As Robinson is well aware, the label “occult” can encompass a vast range of practices and ideas from alchemy to demonology and astral projection—all subjects explored at various points in this volume. Nevertheless, and in order to ensure attention is directed to H.D. and her work, Robinson centers his discussion on the observable record of H.D.’s readings in the occult, focusing on the marginalia included in the books of her personal library. H.D.’s copies of works by the French esoteric writer Robert Ambelain (1907–97)—Adam, dieu rouge, Dans l’ombre des cathedrales, and La Kabbale pratique—fall under particular scrutiny. Robinson correlates, for example, H.D.’s extensively annotated copy of La Kabbale pratique with dates and notes included in one of H.D.’s personal notebooks to argue that the poet turned to Ambelain not only for poetic inspiration but also for spiritual guidance. Robinson suggests that H.D. herself practiced forms of the rites she modified from her occult reading (131–42). The introductory note by H.D.’s literary executor, Norman Holmes Pearson, to the poem “Sagesse”—included in the posthumous Hermetic Definition—cited H.D.’s creative debt to Ambelain’s text, but Robinson’s discussion situates her reading of Ambelain in the context of her personal spiritual practice. Thus, “Sagesse” itself becomes a liturgical poem in which biographical material and occult reading come together in service of what Robinson calls H.D’s process of “working things out” (4), helping her understand the significance of her various psychic experiences. [End Page 889]

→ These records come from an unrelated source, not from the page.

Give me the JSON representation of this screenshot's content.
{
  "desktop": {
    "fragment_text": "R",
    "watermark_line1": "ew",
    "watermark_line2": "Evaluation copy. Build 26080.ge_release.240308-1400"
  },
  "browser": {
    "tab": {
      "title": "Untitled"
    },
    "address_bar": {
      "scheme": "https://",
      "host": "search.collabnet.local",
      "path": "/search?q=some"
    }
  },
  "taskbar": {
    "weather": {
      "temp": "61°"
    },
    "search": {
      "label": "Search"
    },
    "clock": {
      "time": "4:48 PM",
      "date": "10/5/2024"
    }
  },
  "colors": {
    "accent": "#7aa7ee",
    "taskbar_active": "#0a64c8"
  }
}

The Astral H.D. is at its strongest when—as in the example above—it uses H.D.’s marginalia to offer new readings of her major texts. In another section, Robinson charts the impact of H.D.’s reading of Arthur Weigall’s The Paganism in our Christianity (1928) on one of her major poetic works, Trilogy (40–48). The Paganism in our Christianity has a Christian apologetic slant: Weigall surveys the pagan sources for many supposedly early Christian traditions, and recommends that these interjections be purged in pursuit of a purified Christian religion centered on the life and teachings of the historical Jesus. H.D.’s marginalia, however, show that she—perhaps unsurprisingly given her fascination with occult histories of religion—ignored the thrust of Weigall’s argument, and instead mined the volume for its account of the intersections of Christianity and paganism. This material, Robinson notes, went on to inform her retelling of the nativity story in Trilogy. Methodologically, then, the monograph exemplifies a willingness to historicize our understanding of...